### Task directions
Working through the lines below, return each one that holds "mutations".

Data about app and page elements
※ ※ ※

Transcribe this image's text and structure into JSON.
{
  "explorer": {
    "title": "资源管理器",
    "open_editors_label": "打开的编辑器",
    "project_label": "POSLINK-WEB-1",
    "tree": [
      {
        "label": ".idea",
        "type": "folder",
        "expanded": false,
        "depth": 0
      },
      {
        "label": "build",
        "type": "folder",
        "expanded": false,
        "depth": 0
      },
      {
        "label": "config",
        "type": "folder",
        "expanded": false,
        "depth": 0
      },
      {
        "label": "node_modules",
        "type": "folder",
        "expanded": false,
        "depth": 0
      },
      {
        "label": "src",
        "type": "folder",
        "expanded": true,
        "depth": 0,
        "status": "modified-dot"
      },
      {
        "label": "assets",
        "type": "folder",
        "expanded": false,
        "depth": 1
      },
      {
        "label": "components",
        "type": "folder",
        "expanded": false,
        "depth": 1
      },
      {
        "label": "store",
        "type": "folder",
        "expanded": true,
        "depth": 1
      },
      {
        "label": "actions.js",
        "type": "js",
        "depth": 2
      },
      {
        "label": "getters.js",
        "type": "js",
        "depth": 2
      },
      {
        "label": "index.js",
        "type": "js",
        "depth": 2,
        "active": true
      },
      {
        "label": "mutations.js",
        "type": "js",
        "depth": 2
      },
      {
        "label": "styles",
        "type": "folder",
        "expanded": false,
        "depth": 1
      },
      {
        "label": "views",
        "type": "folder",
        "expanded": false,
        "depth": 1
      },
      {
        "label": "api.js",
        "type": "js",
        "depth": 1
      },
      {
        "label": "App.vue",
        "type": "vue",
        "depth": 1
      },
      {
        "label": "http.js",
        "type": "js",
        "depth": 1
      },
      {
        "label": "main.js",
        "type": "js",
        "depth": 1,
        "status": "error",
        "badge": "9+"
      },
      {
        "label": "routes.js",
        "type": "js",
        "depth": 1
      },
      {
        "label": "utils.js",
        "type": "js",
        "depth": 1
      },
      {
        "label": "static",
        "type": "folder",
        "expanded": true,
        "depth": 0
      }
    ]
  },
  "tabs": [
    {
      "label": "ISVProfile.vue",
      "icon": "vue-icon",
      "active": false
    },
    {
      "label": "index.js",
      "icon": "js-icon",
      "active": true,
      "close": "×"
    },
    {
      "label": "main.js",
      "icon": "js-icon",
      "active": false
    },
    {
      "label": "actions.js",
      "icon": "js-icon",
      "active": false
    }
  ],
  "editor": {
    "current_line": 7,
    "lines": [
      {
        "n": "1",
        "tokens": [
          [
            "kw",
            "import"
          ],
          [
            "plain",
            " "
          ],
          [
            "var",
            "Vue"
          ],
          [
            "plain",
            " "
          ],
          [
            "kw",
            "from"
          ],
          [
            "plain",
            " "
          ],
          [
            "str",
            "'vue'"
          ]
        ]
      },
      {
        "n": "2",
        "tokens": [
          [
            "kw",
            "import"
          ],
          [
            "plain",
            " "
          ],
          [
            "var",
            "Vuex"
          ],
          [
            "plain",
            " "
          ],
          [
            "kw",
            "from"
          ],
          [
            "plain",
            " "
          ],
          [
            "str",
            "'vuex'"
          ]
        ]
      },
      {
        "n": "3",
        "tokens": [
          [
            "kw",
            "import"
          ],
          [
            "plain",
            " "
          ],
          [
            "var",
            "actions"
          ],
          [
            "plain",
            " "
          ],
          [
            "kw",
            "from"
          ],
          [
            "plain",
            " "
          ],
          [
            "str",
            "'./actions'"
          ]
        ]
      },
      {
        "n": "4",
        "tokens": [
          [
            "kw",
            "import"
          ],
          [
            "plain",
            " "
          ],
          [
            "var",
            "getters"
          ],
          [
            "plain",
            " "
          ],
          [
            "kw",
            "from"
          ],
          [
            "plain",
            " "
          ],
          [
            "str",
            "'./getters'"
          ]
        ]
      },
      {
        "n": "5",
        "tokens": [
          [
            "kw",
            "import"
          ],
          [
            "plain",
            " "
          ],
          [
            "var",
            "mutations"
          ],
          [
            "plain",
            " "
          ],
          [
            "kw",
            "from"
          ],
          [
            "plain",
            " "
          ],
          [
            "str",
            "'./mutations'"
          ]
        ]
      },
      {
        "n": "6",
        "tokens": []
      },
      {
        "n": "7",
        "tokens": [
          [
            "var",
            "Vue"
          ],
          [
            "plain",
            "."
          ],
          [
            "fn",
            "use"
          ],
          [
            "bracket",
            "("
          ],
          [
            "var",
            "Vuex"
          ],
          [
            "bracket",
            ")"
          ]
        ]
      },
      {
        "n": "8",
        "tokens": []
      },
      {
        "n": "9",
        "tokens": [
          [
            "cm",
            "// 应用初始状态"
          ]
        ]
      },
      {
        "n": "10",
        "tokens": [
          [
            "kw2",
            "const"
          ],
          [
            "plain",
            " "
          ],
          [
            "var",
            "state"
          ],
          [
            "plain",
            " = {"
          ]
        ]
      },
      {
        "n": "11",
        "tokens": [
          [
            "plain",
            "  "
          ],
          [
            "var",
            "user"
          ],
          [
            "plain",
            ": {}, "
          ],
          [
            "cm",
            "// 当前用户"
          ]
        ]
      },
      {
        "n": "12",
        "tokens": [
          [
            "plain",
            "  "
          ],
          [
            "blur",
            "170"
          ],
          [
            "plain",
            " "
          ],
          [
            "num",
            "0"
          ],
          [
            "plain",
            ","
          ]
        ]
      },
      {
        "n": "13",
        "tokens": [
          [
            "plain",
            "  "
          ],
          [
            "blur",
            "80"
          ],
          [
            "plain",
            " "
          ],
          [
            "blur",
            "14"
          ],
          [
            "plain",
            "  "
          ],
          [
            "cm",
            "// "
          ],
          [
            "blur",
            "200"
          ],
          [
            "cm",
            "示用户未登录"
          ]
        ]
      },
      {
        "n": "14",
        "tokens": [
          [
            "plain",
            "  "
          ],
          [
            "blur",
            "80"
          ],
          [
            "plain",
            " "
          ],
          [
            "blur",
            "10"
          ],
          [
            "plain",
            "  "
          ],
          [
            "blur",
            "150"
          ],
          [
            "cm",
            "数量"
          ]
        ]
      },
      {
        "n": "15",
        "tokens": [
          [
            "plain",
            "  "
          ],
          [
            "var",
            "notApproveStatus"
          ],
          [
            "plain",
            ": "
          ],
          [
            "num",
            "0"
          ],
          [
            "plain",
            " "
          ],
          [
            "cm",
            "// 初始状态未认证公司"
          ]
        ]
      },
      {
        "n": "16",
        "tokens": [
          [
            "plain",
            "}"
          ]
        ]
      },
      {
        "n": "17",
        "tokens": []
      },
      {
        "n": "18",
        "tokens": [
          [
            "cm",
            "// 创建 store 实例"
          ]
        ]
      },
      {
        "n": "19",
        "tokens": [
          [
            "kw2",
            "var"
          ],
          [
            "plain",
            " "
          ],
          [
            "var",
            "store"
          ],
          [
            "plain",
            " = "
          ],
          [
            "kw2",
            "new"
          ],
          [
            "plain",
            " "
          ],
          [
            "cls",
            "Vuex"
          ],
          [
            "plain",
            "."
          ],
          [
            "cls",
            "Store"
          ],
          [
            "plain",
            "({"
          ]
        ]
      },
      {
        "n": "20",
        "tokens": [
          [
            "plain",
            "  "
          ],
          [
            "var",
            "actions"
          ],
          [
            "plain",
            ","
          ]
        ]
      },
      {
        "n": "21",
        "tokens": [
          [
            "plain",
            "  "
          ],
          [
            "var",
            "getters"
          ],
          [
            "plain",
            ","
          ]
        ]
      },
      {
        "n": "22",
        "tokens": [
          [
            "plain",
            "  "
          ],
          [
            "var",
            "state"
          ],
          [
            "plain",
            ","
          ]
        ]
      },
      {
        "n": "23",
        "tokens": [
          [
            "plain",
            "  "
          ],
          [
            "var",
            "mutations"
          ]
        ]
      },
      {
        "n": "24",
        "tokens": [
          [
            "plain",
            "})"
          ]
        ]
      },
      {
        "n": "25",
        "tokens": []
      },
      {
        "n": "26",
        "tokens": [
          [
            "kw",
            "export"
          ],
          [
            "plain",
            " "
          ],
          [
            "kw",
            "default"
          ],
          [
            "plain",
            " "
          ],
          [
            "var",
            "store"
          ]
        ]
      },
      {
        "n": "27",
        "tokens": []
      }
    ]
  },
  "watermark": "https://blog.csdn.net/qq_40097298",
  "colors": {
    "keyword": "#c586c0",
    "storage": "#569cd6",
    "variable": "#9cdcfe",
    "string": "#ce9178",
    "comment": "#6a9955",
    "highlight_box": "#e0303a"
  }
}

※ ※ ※

### Solution below
        "label": "mutations.js",
            "mutations"
            "'./mutations'"
            "mutations"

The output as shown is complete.